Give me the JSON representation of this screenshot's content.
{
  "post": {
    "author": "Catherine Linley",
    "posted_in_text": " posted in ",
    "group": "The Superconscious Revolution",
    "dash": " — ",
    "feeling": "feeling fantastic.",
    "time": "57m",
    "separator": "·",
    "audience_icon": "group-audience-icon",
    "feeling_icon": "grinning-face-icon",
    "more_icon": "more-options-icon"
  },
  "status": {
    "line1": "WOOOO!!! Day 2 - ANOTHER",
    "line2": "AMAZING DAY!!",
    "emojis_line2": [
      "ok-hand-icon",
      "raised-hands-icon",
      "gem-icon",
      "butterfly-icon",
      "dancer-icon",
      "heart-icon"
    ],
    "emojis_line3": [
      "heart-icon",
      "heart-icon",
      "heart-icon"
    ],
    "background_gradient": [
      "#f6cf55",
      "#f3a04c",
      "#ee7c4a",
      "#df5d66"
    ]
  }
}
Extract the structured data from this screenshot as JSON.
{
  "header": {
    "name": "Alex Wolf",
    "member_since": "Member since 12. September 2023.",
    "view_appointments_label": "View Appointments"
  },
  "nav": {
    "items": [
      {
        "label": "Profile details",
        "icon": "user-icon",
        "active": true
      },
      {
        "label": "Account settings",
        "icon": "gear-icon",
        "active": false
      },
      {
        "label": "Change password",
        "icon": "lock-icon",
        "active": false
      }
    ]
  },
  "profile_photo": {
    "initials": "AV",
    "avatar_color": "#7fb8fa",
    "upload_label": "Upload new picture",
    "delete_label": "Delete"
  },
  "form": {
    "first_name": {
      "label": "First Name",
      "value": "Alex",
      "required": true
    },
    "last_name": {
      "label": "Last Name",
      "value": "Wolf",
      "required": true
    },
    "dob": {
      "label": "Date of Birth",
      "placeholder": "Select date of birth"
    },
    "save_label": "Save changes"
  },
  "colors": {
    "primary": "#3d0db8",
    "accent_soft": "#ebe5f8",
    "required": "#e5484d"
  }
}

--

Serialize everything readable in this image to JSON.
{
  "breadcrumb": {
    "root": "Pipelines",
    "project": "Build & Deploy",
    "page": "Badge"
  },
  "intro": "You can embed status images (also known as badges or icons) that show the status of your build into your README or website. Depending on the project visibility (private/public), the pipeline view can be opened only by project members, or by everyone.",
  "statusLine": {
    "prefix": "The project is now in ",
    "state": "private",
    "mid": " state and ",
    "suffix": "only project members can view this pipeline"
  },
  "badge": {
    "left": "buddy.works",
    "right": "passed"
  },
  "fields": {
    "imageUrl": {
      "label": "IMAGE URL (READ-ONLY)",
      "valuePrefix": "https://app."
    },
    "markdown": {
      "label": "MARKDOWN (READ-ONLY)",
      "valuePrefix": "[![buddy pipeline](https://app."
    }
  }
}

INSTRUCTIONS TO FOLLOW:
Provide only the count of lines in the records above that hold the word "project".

EXPECTED OUTPUT:
4